Records contained in a dataset:
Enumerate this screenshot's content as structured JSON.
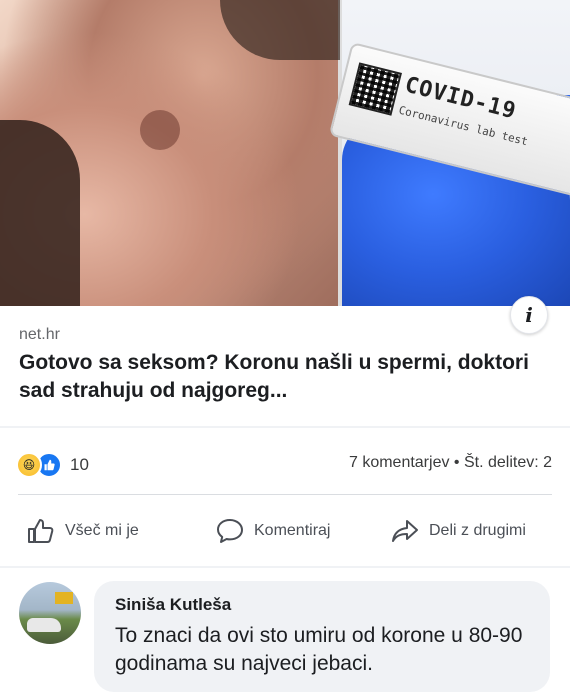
{
  "post": {
    "source_domain": "net.hr",
    "headline": "Gotovo sa seksom? Koronu našli u spermi, doktori sad strahuju od najgoreg...",
    "image_right_text": {
      "title": "COVID-19",
      "subtitle": "Coronavirus lab test"
    },
    "info_icon_glyph": "i"
  },
  "engagement": {
    "reaction_count": "10",
    "stats_text": "7 komentarjev • Št. delitev: 2",
    "reaction_icons": [
      "haha-emoji-icon",
      "like-thumb-icon"
    ]
  },
  "actions": {
    "like_label": "Všeč mi je",
    "comment_label": "Komentiraj",
    "share_label": "Deli z drugimi"
  },
  "comment": {
    "author": "Siniša Kutleša",
    "text": "To znaci da ovi sto umiru od korone u 80-90 godinama su najveci jebaci."
  },
  "colors": {
    "like_blue": "#1877f2",
    "haha_yellow": "#f7b928",
    "bubble_bg": "#f0f2f5",
    "text_secondary": "#65676b"
  }
}
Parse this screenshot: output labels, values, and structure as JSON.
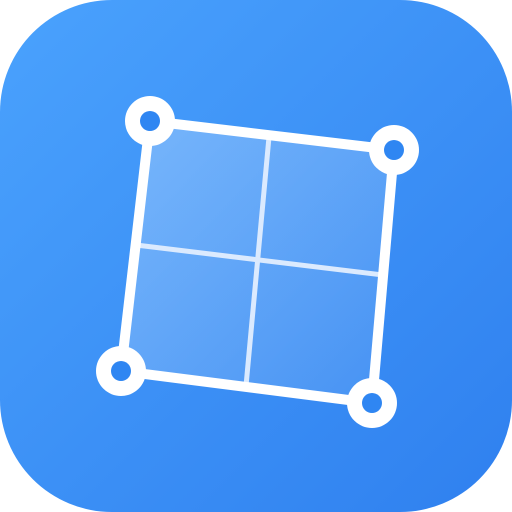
{
  "icon": {
    "name": "perspective-crop-app-icon",
    "colors": {
      "background_light": "#4aa2fd",
      "background_dark": "#2f80ef",
      "frame_stroke": "#ffffff",
      "grid_stroke": "#dbeafe",
      "handle_fill": "#ffffff",
      "handle_dot": "#2f86f2"
    }
  }
}
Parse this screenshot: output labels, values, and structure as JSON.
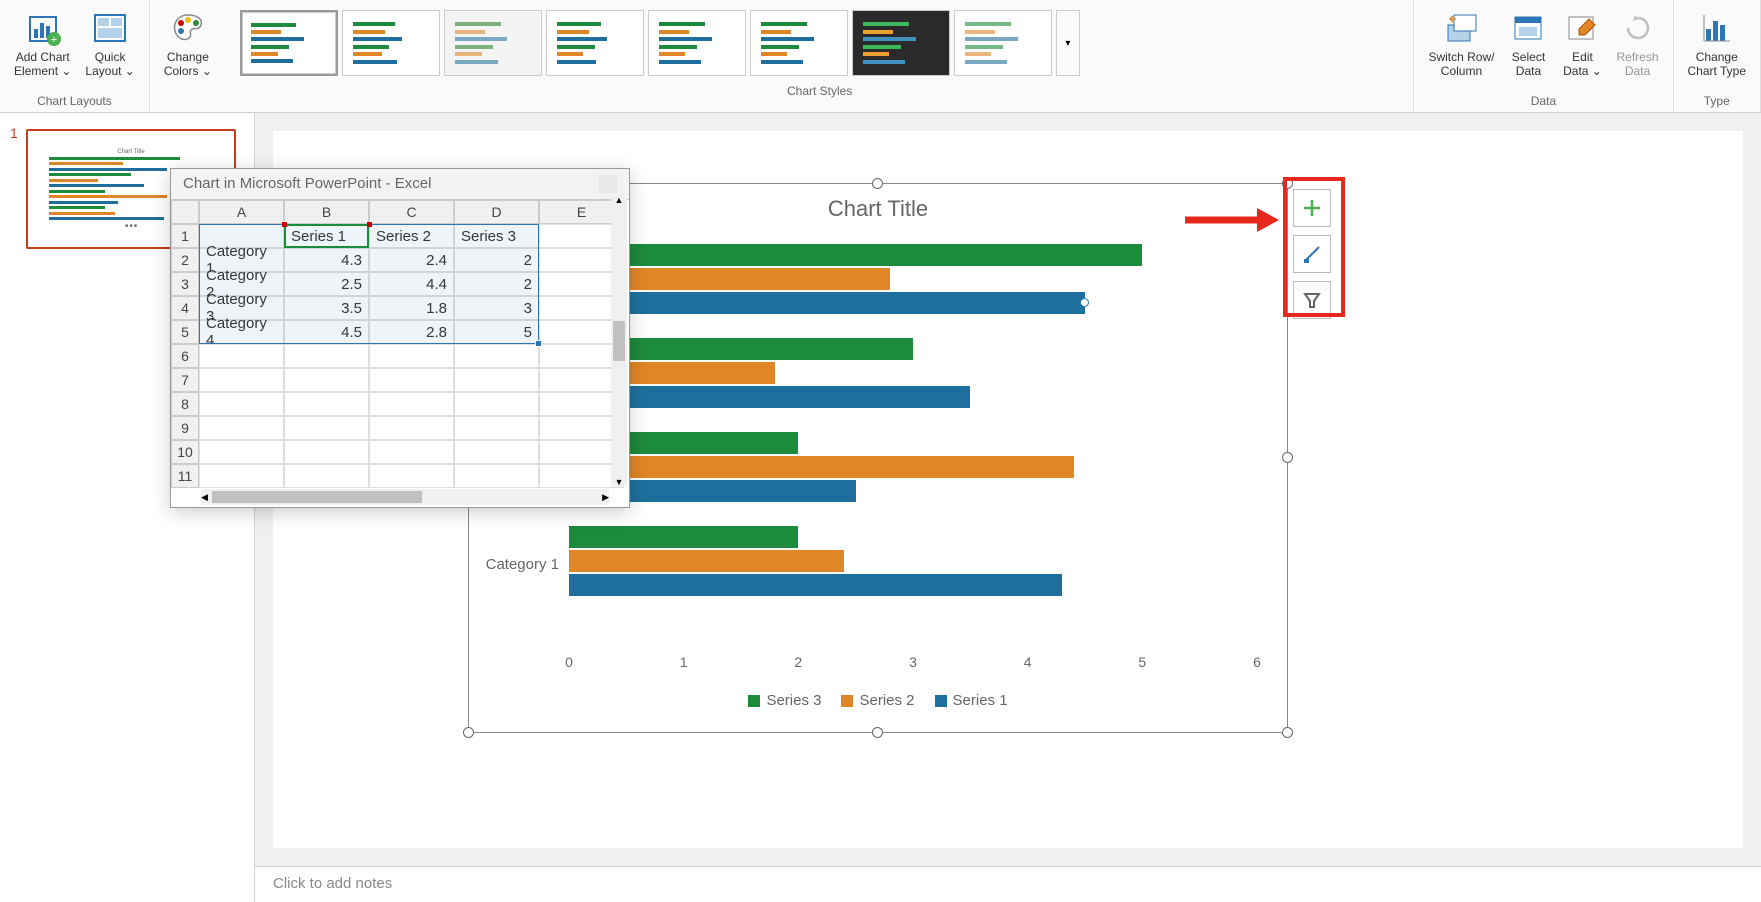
{
  "ribbon": {
    "groups": {
      "layouts": {
        "label": "Chart Layouts",
        "add_element": "Add Chart\nElement ⌄",
        "quick_layout": "Quick\nLayout ⌄"
      },
      "colors": {
        "change_colors": "Change\nColors ⌄"
      },
      "styles": {
        "label": "Chart Styles"
      },
      "data": {
        "label": "Data",
        "switch": "Switch Row/\nColumn",
        "select": "Select\nData",
        "edit": "Edit\nData ⌄",
        "refresh": "Refresh\nData"
      },
      "type": {
        "label": "Type",
        "change_type": "Change\nChart Type"
      }
    }
  },
  "thumb": {
    "slide_number": "1"
  },
  "notes": "Click to add notes",
  "excel": {
    "title": "Chart in Microsoft PowerPoint - Excel",
    "cols": [
      "A",
      "B",
      "C",
      "D",
      "E"
    ],
    "headers": [
      "",
      "Series 1",
      "Series 2",
      "Series 3",
      ""
    ],
    "rows": [
      {
        "label": "Category 1",
        "vals": [
          "4.3",
          "2.4",
          "2",
          ""
        ]
      },
      {
        "label": "Category 2",
        "vals": [
          "2.5",
          "4.4",
          "2",
          ""
        ]
      },
      {
        "label": "Category 3",
        "vals": [
          "3.5",
          "1.8",
          "3",
          ""
        ]
      },
      {
        "label": "Category 4",
        "vals": [
          "4.5",
          "2.8",
          "5",
          ""
        ]
      }
    ]
  },
  "chart_data": {
    "type": "bar",
    "title": "Chart Title",
    "categories": [
      "Category 1",
      "Category 2",
      "Category 3",
      "Category 4"
    ],
    "series": [
      {
        "name": "Series 1",
        "color": "#1f6f9e",
        "values": [
          4.3,
          2.5,
          3.5,
          4.5
        ]
      },
      {
        "name": "Series 2",
        "color": "#e08626",
        "values": [
          2.4,
          4.4,
          1.8,
          2.8
        ]
      },
      {
        "name": "Series 3",
        "color": "#1d8b3c",
        "values": [
          2,
          2,
          3,
          5
        ]
      }
    ],
    "xlabel": "",
    "ylabel": "",
    "xlim": [
      0,
      6
    ],
    "ticks": [
      0,
      1,
      2,
      3,
      4,
      5,
      6
    ],
    "legend_order": [
      "Series 3",
      "Series 2",
      "Series 1"
    ]
  }
}
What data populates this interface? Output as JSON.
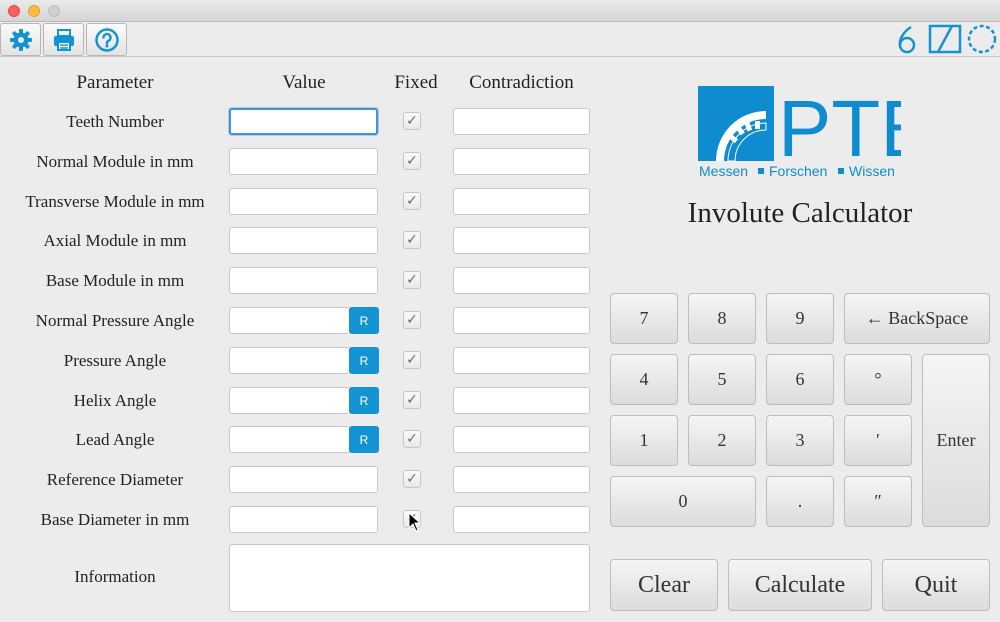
{
  "window": {
    "title": ""
  },
  "toolbar": {
    "buttons": [
      {
        "icon": "gear-icon"
      },
      {
        "icon": "printer-icon"
      },
      {
        "icon": "help-icon"
      }
    ],
    "right_icons": [
      "involute-profile-icon",
      "lead-line-icon",
      "gear-outline-icon"
    ],
    "accent_color": "#1493d3"
  },
  "table": {
    "headers": {
      "parameter": "Parameter",
      "value": "Value",
      "fixed": "Fixed",
      "contradiction": "Contradiction"
    },
    "rows": [
      {
        "label": "Teeth Number",
        "value": "",
        "has_r": false,
        "fixed": true
      },
      {
        "label": "Normal Module in mm",
        "value": "",
        "has_r": false,
        "fixed": true
      },
      {
        "label": "Transverse Module in mm",
        "value": "",
        "has_r": false,
        "fixed": true
      },
      {
        "label": "Axial Module in mm",
        "value": "",
        "has_r": false,
        "fixed": true
      },
      {
        "label": "Base Module in mm",
        "value": "",
        "has_r": false,
        "fixed": true
      },
      {
        "label": "Normal Pressure Angle",
        "value": "",
        "has_r": true,
        "fixed": true
      },
      {
        "label": "Pressure Angle",
        "value": "",
        "has_r": true,
        "fixed": true
      },
      {
        "label": "Helix Angle",
        "value": "",
        "has_r": true,
        "fixed": true
      },
      {
        "label": "Lead Angle",
        "value": "",
        "has_r": true,
        "fixed": true
      },
      {
        "label": "Reference Diameter",
        "value": "",
        "has_r": false,
        "fixed": true
      },
      {
        "label": "Base Diameter in mm",
        "value": "",
        "has_r": false,
        "fixed": true
      }
    ],
    "r_label": "R",
    "check_mark": "✓"
  },
  "information": {
    "label": "Information",
    "value": ""
  },
  "logo": {
    "text": "PTB",
    "tagline_1": "Messen",
    "tagline_2": "Forschen",
    "tagline_3": "Wissen",
    "color": "#0f8ccf"
  },
  "app_title": "Involute Calculator",
  "keypad": {
    "k7": "7",
    "k8": "8",
    "k9": "9",
    "backspace": "← BackSpace",
    "k4": "4",
    "k5": "5",
    "k6": "6",
    "degree": "°",
    "k1": "1",
    "k2": "2",
    "k3": "3",
    "minute": "′",
    "k0": "0",
    "dot": ".",
    "second": "″",
    "enter": "Enter"
  },
  "actions": {
    "clear": "Clear",
    "calculate": "Calculate",
    "quit": "Quit"
  }
}
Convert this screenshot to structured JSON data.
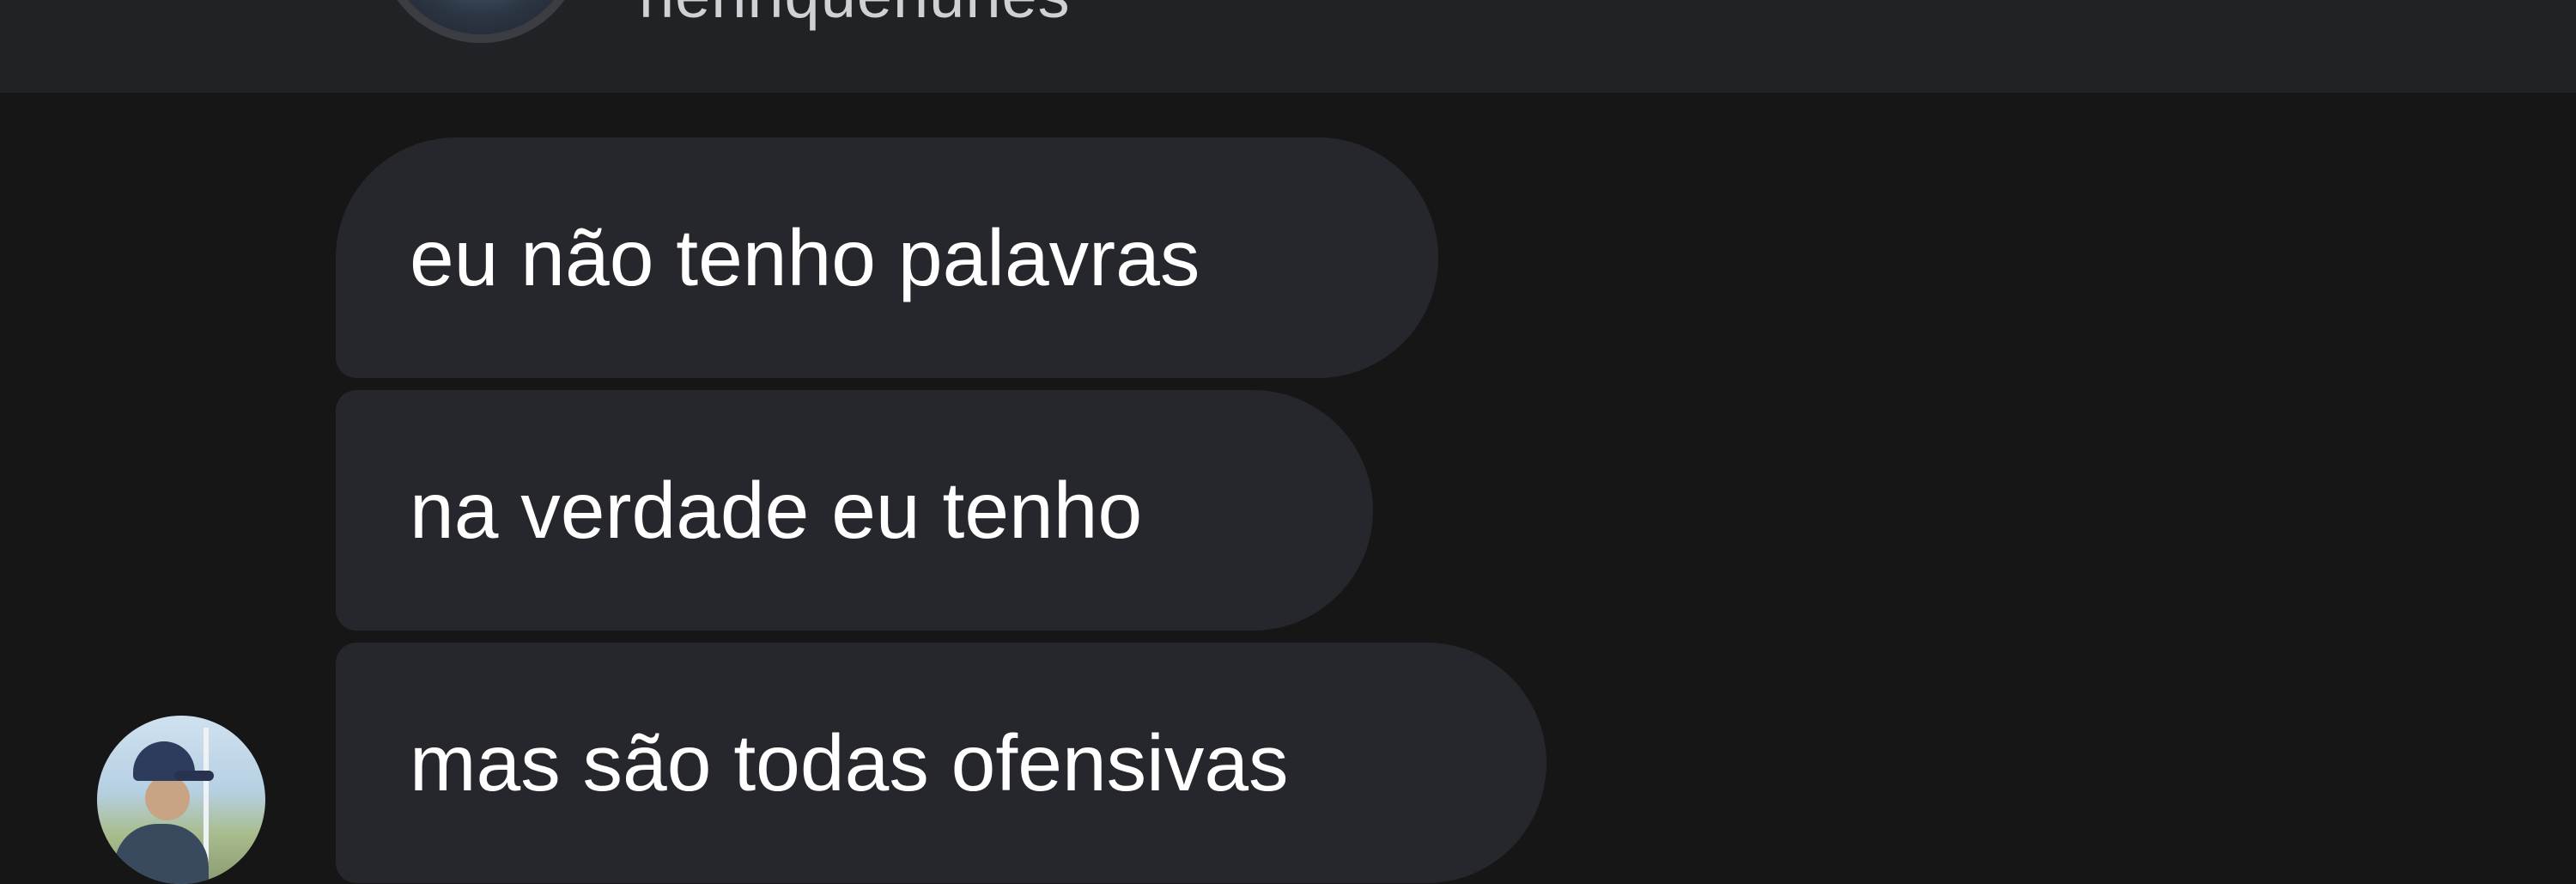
{
  "header": {
    "username": "henriquenunes"
  },
  "messages": [
    {
      "text": "eu não tenho palavras"
    },
    {
      "text": "na verdade eu tenho"
    },
    {
      "text": "mas são todas ofensivas"
    }
  ],
  "colors": {
    "background": "#161616",
    "header_background": "#212226",
    "bubble_background": "#26272c",
    "bubble_text": "#ffffff"
  }
}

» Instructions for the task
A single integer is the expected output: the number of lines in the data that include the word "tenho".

» Task answer
2